Supplied data: Begin

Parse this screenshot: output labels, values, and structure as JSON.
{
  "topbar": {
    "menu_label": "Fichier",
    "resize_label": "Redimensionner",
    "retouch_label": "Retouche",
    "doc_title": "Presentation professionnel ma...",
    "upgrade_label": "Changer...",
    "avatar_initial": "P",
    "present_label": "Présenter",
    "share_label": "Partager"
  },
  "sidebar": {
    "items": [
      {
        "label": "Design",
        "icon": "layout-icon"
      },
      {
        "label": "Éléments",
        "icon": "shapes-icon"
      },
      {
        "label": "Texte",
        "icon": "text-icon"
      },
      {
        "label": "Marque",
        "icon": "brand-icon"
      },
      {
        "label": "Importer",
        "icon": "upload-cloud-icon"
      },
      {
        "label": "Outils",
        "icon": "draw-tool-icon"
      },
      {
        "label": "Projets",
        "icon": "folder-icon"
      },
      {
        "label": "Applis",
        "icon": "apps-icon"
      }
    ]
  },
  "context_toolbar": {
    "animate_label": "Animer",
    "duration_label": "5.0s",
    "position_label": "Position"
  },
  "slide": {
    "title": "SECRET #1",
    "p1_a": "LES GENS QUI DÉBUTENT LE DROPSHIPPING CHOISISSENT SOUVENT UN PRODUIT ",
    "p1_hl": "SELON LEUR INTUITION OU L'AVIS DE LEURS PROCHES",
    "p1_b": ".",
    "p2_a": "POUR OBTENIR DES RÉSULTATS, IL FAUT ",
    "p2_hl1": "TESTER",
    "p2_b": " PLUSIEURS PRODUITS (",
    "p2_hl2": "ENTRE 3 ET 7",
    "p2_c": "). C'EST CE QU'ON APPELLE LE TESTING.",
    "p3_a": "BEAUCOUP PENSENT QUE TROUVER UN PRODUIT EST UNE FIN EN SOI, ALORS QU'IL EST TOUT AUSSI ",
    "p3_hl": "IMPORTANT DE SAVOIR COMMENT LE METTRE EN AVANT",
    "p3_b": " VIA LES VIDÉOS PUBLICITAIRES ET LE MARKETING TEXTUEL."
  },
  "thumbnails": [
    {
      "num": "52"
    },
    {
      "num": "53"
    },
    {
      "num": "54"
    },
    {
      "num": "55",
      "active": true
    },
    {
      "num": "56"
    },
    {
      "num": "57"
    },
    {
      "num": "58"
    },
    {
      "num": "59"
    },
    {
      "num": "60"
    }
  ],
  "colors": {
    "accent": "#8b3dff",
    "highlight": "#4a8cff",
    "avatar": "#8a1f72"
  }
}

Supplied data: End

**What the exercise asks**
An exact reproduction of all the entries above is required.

**Written answer**
Parse this screenshot: output labels, values, and structure as JSON.
{
  "topbar": {
    "menu_label": "Fichier",
    "resize_label": "Redimensionner",
    "retouch_label": "Retouche",
    "doc_title": "Presentation professionnel ma...",
    "upgrade_label": "Changer...",
    "avatar_initial": "P",
    "present_label": "Présenter",
    "share_label": "Partager"
  },
  "sidebar": {
    "items": [
      {
        "label": "Design",
        "icon": "layout-icon"
      },
      {
        "label": "Éléments",
        "icon": "shapes-icon"
      },
      {
        "label": "Texte",
        "icon": "text-icon"
      },
      {
        "label": "Marque",
        "icon": "brand-icon"
      },
      {
        "label": "Importer",
        "icon": "upload-cloud-icon"
      },
      {
        "label": "Outils",
        "icon": "draw-tool-icon"
      },
      {
        "label": "Projets",
        "icon": "folder-icon"
      },
      {
        "label": "Applis",
        "icon": "apps-icon"
      }
    ]
  },
  "context_toolbar": {
    "animate_label": "Animer",
    "duration_label": "5.0s",
    "position_label": "Position"
  },
  "slide": {
    "title": "SECRET #1",
    "p1_a": "LES GENS QUI DÉBUTENT LE DROPSHIPPING CHOISISSENT SOUVENT UN PRODUIT ",
    "p1_hl": "SELON LEUR INTUITION OU L'AVIS DE LEURS PROCHES",
    "p1_b": ".",
    "p2_a": "POUR OBTENIR DES RÉSULTATS, IL FAUT ",
    "p2_hl1": "TESTER",
    "p2_b": " PLUSIEURS PRODUITS (",
    "p2_hl2": "ENTRE 3 ET 7",
    "p2_c": "). C'EST CE QU'ON APPELLE LE TESTING.",
    "p3_a": "BEAUCOUP PENSENT QUE TROUVER UN PRODUIT EST UNE FIN EN SOI, ALORS QU'IL EST TOUT AUSSI ",
    "p3_hl": "IMPORTANT DE SAVOIR COMMENT LE METTRE EN AVANT",
    "p3_b": " VIA LES VIDÉOS PUBLICITAIRES ET LE MARKETING TEXTUEL."
  },
  "thumbnails": [
    {
      "num": "52"
    },
    {
      "num": "53"
    },
    {
      "num": "54"
    },
    {
      "num": "55",
      "active": true
    },
    {
      "num": "56"
    },
    {
      "num": "57"
    },
    {
      "num": "58"
    },
    {
      "num": "59"
    },
    {
      "num": "60"
    }
  ],
  "colors": {
    "accent": "#8b3dff",
    "highlight": "#4a8cff",
    "avatar": "#8a1f72"
  }
}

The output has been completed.